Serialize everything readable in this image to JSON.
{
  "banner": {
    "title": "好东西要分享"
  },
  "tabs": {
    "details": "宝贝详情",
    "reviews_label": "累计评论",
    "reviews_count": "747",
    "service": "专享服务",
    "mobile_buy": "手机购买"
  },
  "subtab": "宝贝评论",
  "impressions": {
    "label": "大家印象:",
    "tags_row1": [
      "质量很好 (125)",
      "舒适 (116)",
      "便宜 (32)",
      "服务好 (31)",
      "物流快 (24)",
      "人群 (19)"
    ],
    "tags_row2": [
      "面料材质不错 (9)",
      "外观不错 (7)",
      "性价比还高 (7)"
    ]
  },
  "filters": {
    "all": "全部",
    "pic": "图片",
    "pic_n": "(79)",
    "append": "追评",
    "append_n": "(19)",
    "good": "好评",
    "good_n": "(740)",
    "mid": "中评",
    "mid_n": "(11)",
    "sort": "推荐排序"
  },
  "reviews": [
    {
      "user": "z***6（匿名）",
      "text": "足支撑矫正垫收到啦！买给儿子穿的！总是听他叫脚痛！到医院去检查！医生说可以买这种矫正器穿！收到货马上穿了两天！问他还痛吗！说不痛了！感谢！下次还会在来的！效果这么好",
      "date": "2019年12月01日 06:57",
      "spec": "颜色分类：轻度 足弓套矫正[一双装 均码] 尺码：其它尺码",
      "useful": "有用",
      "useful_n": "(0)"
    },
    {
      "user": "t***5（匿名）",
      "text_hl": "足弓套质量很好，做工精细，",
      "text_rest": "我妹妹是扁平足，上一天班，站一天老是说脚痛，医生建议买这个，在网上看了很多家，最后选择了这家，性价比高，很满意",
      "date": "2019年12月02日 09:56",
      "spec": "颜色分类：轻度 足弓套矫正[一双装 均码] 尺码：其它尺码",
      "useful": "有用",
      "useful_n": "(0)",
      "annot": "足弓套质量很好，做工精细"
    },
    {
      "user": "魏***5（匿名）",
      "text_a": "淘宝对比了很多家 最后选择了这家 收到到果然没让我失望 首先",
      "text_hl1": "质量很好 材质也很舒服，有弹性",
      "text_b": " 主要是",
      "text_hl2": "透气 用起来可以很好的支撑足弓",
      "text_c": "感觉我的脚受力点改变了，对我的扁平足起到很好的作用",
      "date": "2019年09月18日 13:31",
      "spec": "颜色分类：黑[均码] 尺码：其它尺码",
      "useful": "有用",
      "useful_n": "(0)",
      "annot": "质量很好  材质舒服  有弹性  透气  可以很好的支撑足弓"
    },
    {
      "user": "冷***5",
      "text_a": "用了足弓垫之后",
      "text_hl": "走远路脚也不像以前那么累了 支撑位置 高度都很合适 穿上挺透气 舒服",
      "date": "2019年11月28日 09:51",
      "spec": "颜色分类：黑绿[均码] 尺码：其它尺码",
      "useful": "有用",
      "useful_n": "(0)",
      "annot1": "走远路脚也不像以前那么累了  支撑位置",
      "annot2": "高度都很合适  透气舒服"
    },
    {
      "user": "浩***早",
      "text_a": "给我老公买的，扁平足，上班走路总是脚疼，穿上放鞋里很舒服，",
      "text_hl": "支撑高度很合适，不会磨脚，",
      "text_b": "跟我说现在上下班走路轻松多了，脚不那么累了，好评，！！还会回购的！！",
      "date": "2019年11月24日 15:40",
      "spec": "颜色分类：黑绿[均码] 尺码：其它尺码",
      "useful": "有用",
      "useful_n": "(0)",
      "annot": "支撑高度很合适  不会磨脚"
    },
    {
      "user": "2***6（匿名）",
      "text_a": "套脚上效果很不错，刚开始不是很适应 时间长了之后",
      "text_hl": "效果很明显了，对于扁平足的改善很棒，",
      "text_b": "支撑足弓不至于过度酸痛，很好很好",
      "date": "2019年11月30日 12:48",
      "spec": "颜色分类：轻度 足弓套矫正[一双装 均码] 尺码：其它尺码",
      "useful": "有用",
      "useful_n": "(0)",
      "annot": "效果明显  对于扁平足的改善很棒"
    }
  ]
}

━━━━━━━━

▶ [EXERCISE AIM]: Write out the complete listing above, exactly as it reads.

▶ [EXERCISE RESULT]:
Serialize everything readable in this image to JSON.
{
  "banner": {
    "title": "好东西要分享"
  },
  "tabs": {
    "details": "宝贝详情",
    "reviews_label": "累计评论",
    "reviews_count": "747",
    "service": "专享服务",
    "mobile_buy": "手机购买"
  },
  "subtab": "宝贝评论",
  "impressions": {
    "label": "大家印象:",
    "tags_row1": [
      "质量很好 (125)",
      "舒适 (116)",
      "便宜 (32)",
      "服务好 (31)",
      "物流快 (24)",
      "人群 (19)"
    ],
    "tags_row2": [
      "面料材质不错 (9)",
      "外观不错 (7)",
      "性价比还高 (7)"
    ]
  },
  "filters": {
    "all": "全部",
    "pic": "图片",
    "pic_n": "(79)",
    "append": "追评",
    "append_n": "(19)",
    "good": "好评",
    "good_n": "(740)",
    "mid": "中评",
    "mid_n": "(11)",
    "sort": "推荐排序"
  },
  "reviews": [
    {
      "user": "z***6（匿名）",
      "text": "足支撑矫正垫收到啦！买给儿子穿的！总是听他叫脚痛！到医院去检查！医生说可以买这种矫正器穿！收到货马上穿了两天！问他还痛吗！说不痛了！感谢！下次还会在来的！效果这么好",
      "date": "2019年12月01日 06:57",
      "spec": "颜色分类：轻度 足弓套矫正[一双装 均码] 尺码：其它尺码",
      "useful": "有用",
      "useful_n": "(0)"
    },
    {
      "user": "t***5（匿名）",
      "text_hl": "足弓套质量很好，做工精细，",
      "text_rest": "我妹妹是扁平足，上一天班，站一天老是说脚痛，医生建议买这个，在网上看了很多家，最后选择了这家，性价比高，很满意",
      "date": "2019年12月02日 09:56",
      "spec": "颜色分类：轻度 足弓套矫正[一双装 均码] 尺码：其它尺码",
      "useful": "有用",
      "useful_n": "(0)",
      "annot": "足弓套质量很好，做工精细"
    },
    {
      "user": "魏***5（匿名）",
      "text_a": "淘宝对比了很多家 最后选择了这家 收到到果然没让我失望 首先",
      "text_hl1": "质量很好 材质也很舒服，有弹性",
      "text_b": " 主要是",
      "text_hl2": "透气 用起来可以很好的支撑足弓",
      "text_c": "感觉我的脚受力点改变了，对我的扁平足起到很好的作用",
      "date": "2019年09月18日 13:31",
      "spec": "颜色分类：黑[均码] 尺码：其它尺码",
      "useful": "有用",
      "useful_n": "(0)",
      "annot": "质量很好  材质舒服  有弹性  透气  可以很好的支撑足弓"
    },
    {
      "user": "冷***5",
      "text_a": "用了足弓垫之后",
      "text_hl": "走远路脚也不像以前那么累了 支撑位置 高度都很合适 穿上挺透气 舒服",
      "date": "2019年11月28日 09:51",
      "spec": "颜色分类：黑绿[均码] 尺码：其它尺码",
      "useful": "有用",
      "useful_n": "(0)",
      "annot1": "走远路脚也不像以前那么累了  支撑位置",
      "annot2": "高度都很合适  透气舒服"
    },
    {
      "user": "浩***早",
      "text_a": "给我老公买的，扁平足，上班走路总是脚疼，穿上放鞋里很舒服，",
      "text_hl": "支撑高度很合适，不会磨脚，",
      "text_b": "跟我说现在上下班走路轻松多了，脚不那么累了，好评，！！还会回购的！！",
      "date": "2019年11月24日 15:40",
      "spec": "颜色分类：黑绿[均码] 尺码：其它尺码",
      "useful": "有用",
      "useful_n": "(0)",
      "annot": "支撑高度很合适  不会磨脚"
    },
    {
      "user": "2***6（匿名）",
      "text_a": "套脚上效果很不错，刚开始不是很适应 时间长了之后",
      "text_hl": "效果很明显了，对于扁平足的改善很棒，",
      "text_b": "支撑足弓不至于过度酸痛，很好很好",
      "date": "2019年11月30日 12:48",
      "spec": "颜色分类：轻度 足弓套矫正[一双装 均码] 尺码：其它尺码",
      "useful": "有用",
      "useful_n": "(0)",
      "annot": "效果明显  对于扁平足的改善很棒"
    }
  ]
}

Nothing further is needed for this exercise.